I have suggested that the feminization of American culture and endocrine phenomena such as declining sperm counts are both manifestations of the effects of environmental estrogens. To the best of my knowledge, no other author has yet made such a suggestion. If this hypothesis is ultimately shown to be at least partly correct, it would not be the first time that items of daily household life contributed to the transformation of a mighty civilization. A number of scientists, most notably toxicologist Jerome Nriagu, have suggested that one factor leading to the decline and fall of the Roman Empire was the lead glaze popular among the Roman aristocracy after about Bowls and dishes were glazed with lead, which was also widely used in household plumbing. (Our word plumbing comes from the Latin plumbum, which means lead.) The neurological symptoms of lead toxicity--mania, difficulty concentrating, and mood swings--were not recognized as manifestations of poisoning. No Roman scientist conducted the necessary controlled experiment: a comparison of families that used lead-glazed pottery with families that did not. The scientific worldview necessary for such an experiment did not exist at the time. It is thought-provoking to consider that something as insignificant as pottery glazing may have brought down the Roman Empire.
Could anything of comparable magnitude be happening right now, in our own culture? Testing the hypothesis I have proposed will be difficult. It is probably not possible to randomize humans to a "modern, plasticized" environment versus a "primitive, no-plastics, no-cans, no-pesticide" environment--and even it were possible, it would not be ethical to do so. (It should be noted, however, that one careful study has already been published demonstrating that men who consumed only organic produce had higher sperm counts than men eating regular, pesticide-treated produce. Measures of the degree to which a culture is "feminized" would be controversial, and only seldom would such measures be objectively quantifiable.
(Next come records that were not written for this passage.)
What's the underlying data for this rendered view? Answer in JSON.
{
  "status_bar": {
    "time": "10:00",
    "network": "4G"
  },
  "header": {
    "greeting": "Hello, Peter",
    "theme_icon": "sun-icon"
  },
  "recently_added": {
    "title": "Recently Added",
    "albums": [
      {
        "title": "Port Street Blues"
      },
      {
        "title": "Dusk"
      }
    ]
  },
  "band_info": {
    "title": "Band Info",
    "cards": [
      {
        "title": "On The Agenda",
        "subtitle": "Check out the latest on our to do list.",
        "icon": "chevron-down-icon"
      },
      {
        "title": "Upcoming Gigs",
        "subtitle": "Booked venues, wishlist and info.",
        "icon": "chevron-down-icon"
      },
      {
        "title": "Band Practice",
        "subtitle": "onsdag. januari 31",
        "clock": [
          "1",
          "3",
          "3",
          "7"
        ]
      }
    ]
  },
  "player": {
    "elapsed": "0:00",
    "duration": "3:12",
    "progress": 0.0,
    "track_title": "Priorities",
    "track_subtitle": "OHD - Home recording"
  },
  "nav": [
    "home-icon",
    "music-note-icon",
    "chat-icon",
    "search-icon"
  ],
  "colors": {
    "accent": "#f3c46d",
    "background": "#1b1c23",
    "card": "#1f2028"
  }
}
Nevertheless, the world around us is changing in ways that have never occurred in the history of our species. It is possible that some of these changes in our culture may reflect the influence of environmental estrogens, an influence whose effects are subtle and incremental. To the extent that human dignity means being in control of one's destiny, we should explore the possibility that our minds and bodies are being affected by environmental estrogens in ways that we do not, as yet, fully understand.
Leonard Sax, M.D., Ph.D., is a physician and psychologist practicing in Montgomery County, Maryland.
Okay...this may rub some the wrong way, but- how 'bout reduced strictures against "self-pollution"?
I thought about becoming a semen donor when I was in grad school. I didn't, because I thought turning pro would take all the fun out of what had been a fun hobby.
BUT- during the orientation, the staff said we had to abstain from this sort of thing, SO THAT OUR SPERM COUNT WOULD BE HIGHER...
It would be intersting to track how the (alleged) diminution correlates to a reduced strictures on this sort of activity. After all, early Boy Scout manuals counseld against this sort of thing until...ohhh...about the 1940s.
Not sure, but wonder if this could be a factor
When Albright slipped and revealed the clinton administration desire to reduce American super power status while raising other nations to the same level with us, was she revealing the direction a more feminized culture will move? [I've always maintained that sinkEmperor was a pu$$y and his over-sexualized ego was perversely failed masculinity; he didn't like women, he just used them for his gratification, dehumanizing them in the process. Says a lot that NOW supported him without question, eh?]
Speaking as an overgrown child myself, I have no problem with this characterization....
If infers heavy use of plastics in cooking, storing, and merchandising food and beverages.
This can be anything from a bottle of retail water to saran wrap to tupperware.
Is this how you see it?
If this were true, people would be getting rid of plastic cooking ware it would seem.
LOL! Best line yet from a freeper.